== DATASET RECORDS ==
Start of Block
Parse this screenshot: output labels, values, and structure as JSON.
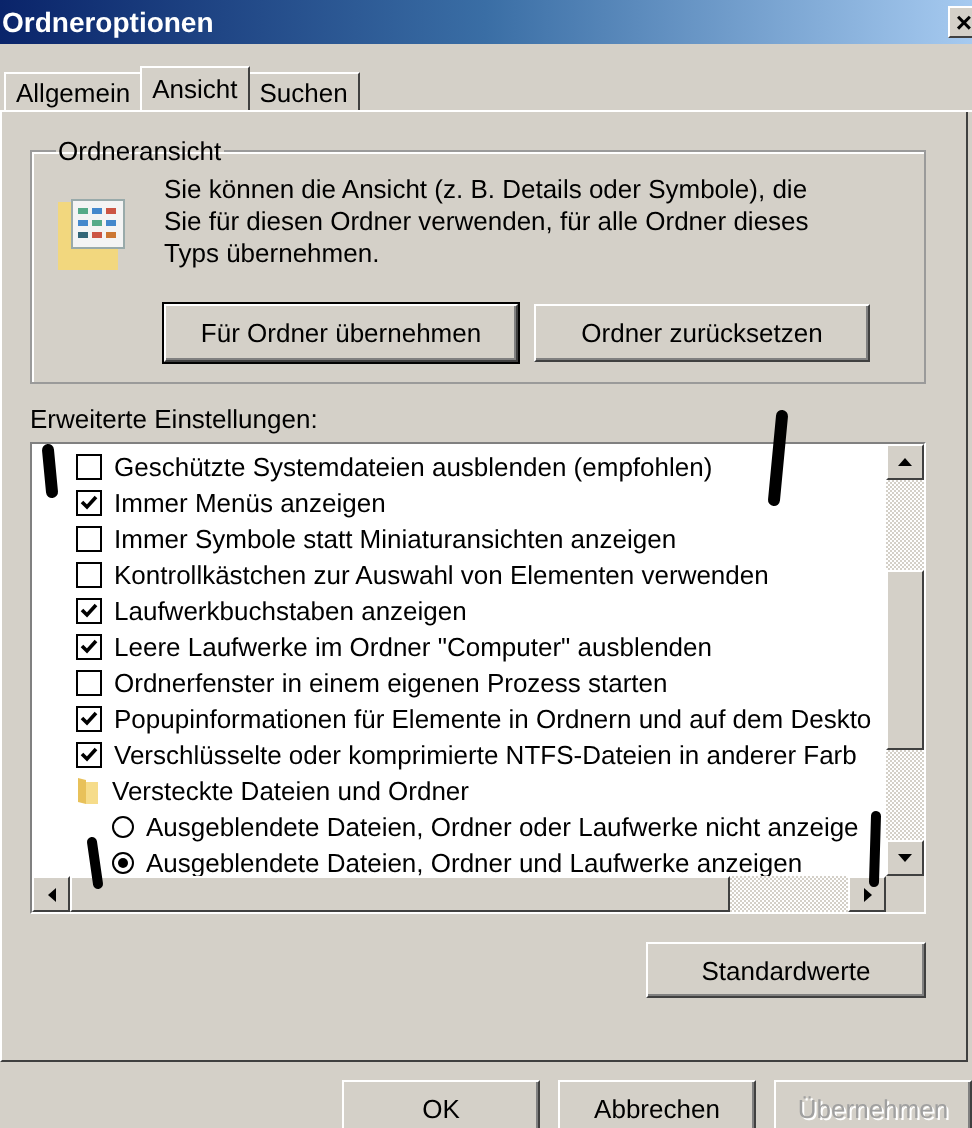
{
  "window": {
    "title": "Ordneroptionen",
    "close": "×"
  },
  "tabs": [
    {
      "label": "Allgemein",
      "selected": false
    },
    {
      "label": "Ansicht",
      "selected": true
    },
    {
      "label": "Suchen",
      "selected": false
    }
  ],
  "folder_view": {
    "title": "Ordneransicht",
    "description": "Sie können die Ansicht (z. B. Details oder Symbole), die Sie für diesen Ordner verwenden, für alle Ordner dieses Typs übernehmen.",
    "buttons": [
      {
        "label": "Für Ordner übernehmen",
        "default": true
      },
      {
        "label": "Ordner zurücksetzen",
        "default": false
      }
    ]
  },
  "advanced": {
    "label": "Erweiterte Einstellungen:",
    "items": [
      {
        "kind": "checkbox",
        "label": "Geschützte Systemdateien ausblenden (empfohlen)",
        "checked": false
      },
      {
        "kind": "checkbox",
        "label": "Immer Menüs anzeigen",
        "checked": true
      },
      {
        "kind": "checkbox",
        "label": "Immer Symbole statt Miniaturansichten anzeigen",
        "checked": false
      },
      {
        "kind": "checkbox",
        "label": "Kontrollkästchen zur Auswahl von Elementen verwenden",
        "checked": false
      },
      {
        "kind": "checkbox",
        "label": "Laufwerkbuchstaben anzeigen",
        "checked": true
      },
      {
        "kind": "checkbox",
        "label": "Leere Laufwerke im Ordner \"Computer\" ausblenden",
        "checked": true
      },
      {
        "kind": "checkbox",
        "label": "Ordnerfenster in einem eigenen Prozess starten",
        "checked": false
      },
      {
        "kind": "checkbox",
        "label": "Popupinformationen für Elemente in Ordnern und auf dem Deskto",
        "checked": true
      },
      {
        "kind": "checkbox",
        "label": "Verschlüsselte oder komprimierte NTFS-Dateien in anderer Farb",
        "checked": true
      },
      {
        "kind": "folder",
        "label": "Versteckte Dateien und Ordner",
        "children": [
          {
            "kind": "radio",
            "label": "Ausgeblendete Dateien, Ordner oder Laufwerke nicht anzeige",
            "selected": false
          },
          {
            "kind": "radio",
            "label": "Ausgeblendete Dateien, Ordner und Laufwerke anzeigen",
            "selected": true
          }
        ]
      }
    ],
    "defaults_button": "Standardwerte"
  },
  "buttons": [
    {
      "label": "OK",
      "disabled": false
    },
    {
      "label": "Abbrechen",
      "disabled": false
    },
    {
      "label": "Übernehmen",
      "disabled": true
    }
  ]
}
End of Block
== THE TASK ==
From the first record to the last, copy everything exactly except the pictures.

== COMPLETED EXERCISE ==
Parse this screenshot: output labels, values, and structure as JSON.
{
  "window": {
    "title": "Ordneroptionen",
    "close": "×"
  },
  "tabs": [
    {
      "label": "Allgemein",
      "selected": false
    },
    {
      "label": "Ansicht",
      "selected": true
    },
    {
      "label": "Suchen",
      "selected": false
    }
  ],
  "folder_view": {
    "title": "Ordneransicht",
    "description": "Sie können die Ansicht (z. B. Details oder Symbole), die Sie für diesen Ordner verwenden, für alle Ordner dieses Typs übernehmen.",
    "buttons": [
      {
        "label": "Für Ordner übernehmen",
        "default": true
      },
      {
        "label": "Ordner zurücksetzen",
        "default": false
      }
    ]
  },
  "advanced": {
    "label": "Erweiterte Einstellungen:",
    "items": [
      {
        "kind": "checkbox",
        "label": "Geschützte Systemdateien ausblenden (empfohlen)",
        "checked": false
      },
      {
        "kind": "checkbox",
        "label": "Immer Menüs anzeigen",
        "checked": true
      },
      {
        "kind": "checkbox",
        "label": "Immer Symbole statt Miniaturansichten anzeigen",
        "checked": false
      },
      {
        "kind": "checkbox",
        "label": "Kontrollkästchen zur Auswahl von Elementen verwenden",
        "checked": false
      },
      {
        "kind": "checkbox",
        "label": "Laufwerkbuchstaben anzeigen",
        "checked": true
      },
      {
        "kind": "checkbox",
        "label": "Leere Laufwerke im Ordner \"Computer\" ausblenden",
        "checked": true
      },
      {
        "kind": "checkbox",
        "label": "Ordnerfenster in einem eigenen Prozess starten",
        "checked": false
      },
      {
        "kind": "checkbox",
        "label": "Popupinformationen für Elemente in Ordnern und auf dem Deskto",
        "checked": true
      },
      {
        "kind": "checkbox",
        "label": "Verschlüsselte oder komprimierte NTFS-Dateien in anderer Farb",
        "checked": true
      },
      {
        "kind": "folder",
        "label": "Versteckte Dateien und Ordner",
        "children": [
          {
            "kind": "radio",
            "label": "Ausgeblendete Dateien, Ordner oder Laufwerke nicht anzeige",
            "selected": false
          },
          {
            "kind": "radio",
            "label": "Ausgeblendete Dateien, Ordner und Laufwerke anzeigen",
            "selected": true
          }
        ]
      }
    ],
    "defaults_button": "Standardwerte"
  },
  "buttons": [
    {
      "label": "OK",
      "disabled": false
    },
    {
      "label": "Abbrechen",
      "disabled": false
    },
    {
      "label": "Übernehmen",
      "disabled": true
    }
  ]
}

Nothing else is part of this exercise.